If I do not succeed in manning the Alfred, so as to proceed to the eastward in course of this week, the season will be lost; the coal fleet will be gone to Halifax, and the fishermen to Europe. I will not, however, remain inactive, but proceed to cruise in the sloop near Sandy-Hook. Three of my prizes are arrived here, and one or two more to the eastward.

I am, &c.

Alfred, October 30, 1776.

I did not conclude my letter till I was enabled to give you a satisfactory account of the present expedition. I took command here the 22d, and finding that we could not man the ship and two vessels without wasting too much time, I concluded to leave the Providence, and proceed with the Alfred and Hamden. I took the men out of the Providence and her prizes, which made up my muster roll here to one hundred and forty or upwards. When I was ready to proceed on the 27th, the Hamden was run upon a sunken ledge, which knocked off her false keel, and she hath since continued to make so much water, that we concluded her unfit for sea, and therefore have shifted her men into the Providence. I am once more in readiness to take my leave of Rhode-Island to-morrow morning. I am, however, duly sensible that the expedition cannot but fall greatly short of what it might have effected had I been enabled to proceed a fortnight sooner. I hope the Andrew Doria will be included in the next expedition wherein I am concerned.

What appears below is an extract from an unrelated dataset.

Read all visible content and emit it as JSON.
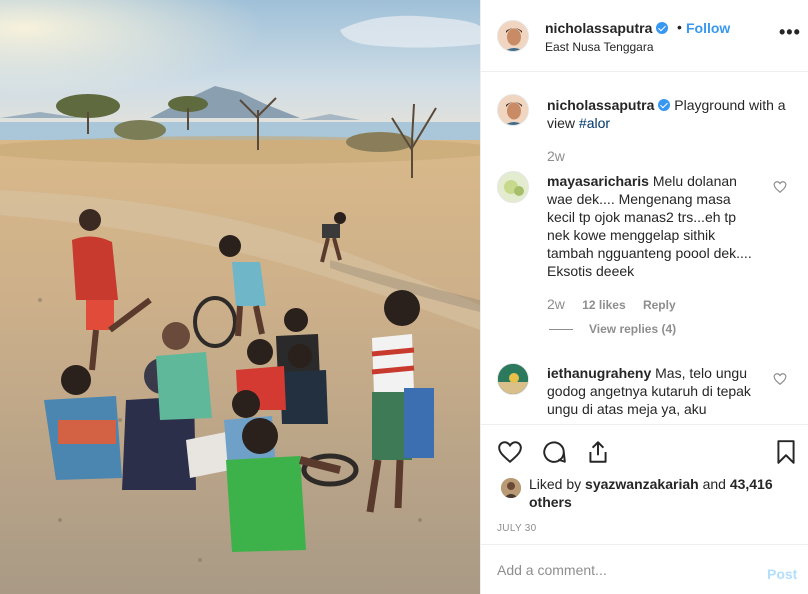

If Mr˙ Hewes is in Philadelphia, I must thank you to make my apology for not writing; and if you please, show him this and my former letter.

I have the honour to be, with great esteem and respect, sir, your very obliged, and very obedient, humble servant,


To Hon˙ Robert Morris.